Here we are, at the end of week three of our read-along. I must say that even though I didn’t start this book with the greatest of hopes, I am very glad that I did get to read it. Many thanks to Vishy for suggesting we do this read-along (it probably would have taken me a lot longer to get to read this book on my own) and to the bloggers who have joined us. I hope everybody enjoyed the book.
The third and last volume begins with a story about Fairies that happened hundreds of years ago, long before the main story in the book. It has common elements with a vampire story, which is probably why I enjoyed it so much, and one of the characters named in the footnotes was made famous by Shakespeare in one of his plays.
The mix of well-known characters and real life people continues in this volume. I am enjoying those very much. One of these people is Lord Byron, and the author describes him and several other famous authors:
Strange was unsettled by Byron’s domestic arrangements. “I found his lordship at his pretty villa upon the shores of the lake. He was not alone. There was another poet called Shelley, Mrs Shelley and another young woman – a girl really – who called herself Mrs Clairmont and whose relationship to the two men I did not understand. If you know, do not tell me. Also present was an odd young man who talked nonsense the entire time – a Mr Polidori.”
The rivalry between the two magicians reaches new heights as Norrell causes his former pupil’s newly published book to vanish, to the amazement and indignation of the ones who buy it. Imagine if you bought a book you really wanted to read, only to find out it disappears once you get home. Comical and annoying. Ironically this is the thing that changes Strange’s impression of Lord Byron, as the poet sympathizes with him.
“When he heard that a whole book had been magicked out of existence by the author’s enemy, his indignation was scarcely to be described. He sent me a long letter, vilifying Norrell in the liveliest terms. Of all the letters I received upon that sad occasion, this is my favourite. No Englishman alive can equal his lordship for an insult.”
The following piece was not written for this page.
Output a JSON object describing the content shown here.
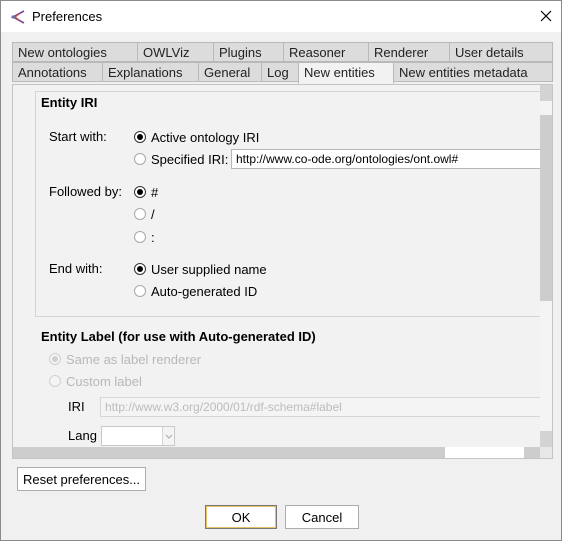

Vinculus and Drawlight make an appearance again for a brief time, but they are just pieces to be moved in the game and discarded once their roles are played.
After the shocking ending of the second volume, it takes a while before the author reveals what happened with that particular strand of the story. An interesting and hopeful revelation, very powerful magic, symbolism and madness, an almost-love-story, and a satisfying denouement made this book a great adventure. The last half of the volume was so intense it kept me awake well past my bedtime but it was well worth it. I like it that not everything was tied up with a pink ribbon at the end. We get some answers but not all of them. The mystery of The Raven King remains a mystery, and not everybody lives happily ever after but there is hope and the possibility of better things to come. I almost wish there was a sequel, but better not. It would have been great to find out more about The Raven King, as he was a most interesting character, but the mystery he left behind was equally intriguing.
The participants in this read-along and their thoughts on Volume III:
My rating: 4/5 stars
*Read in January 2014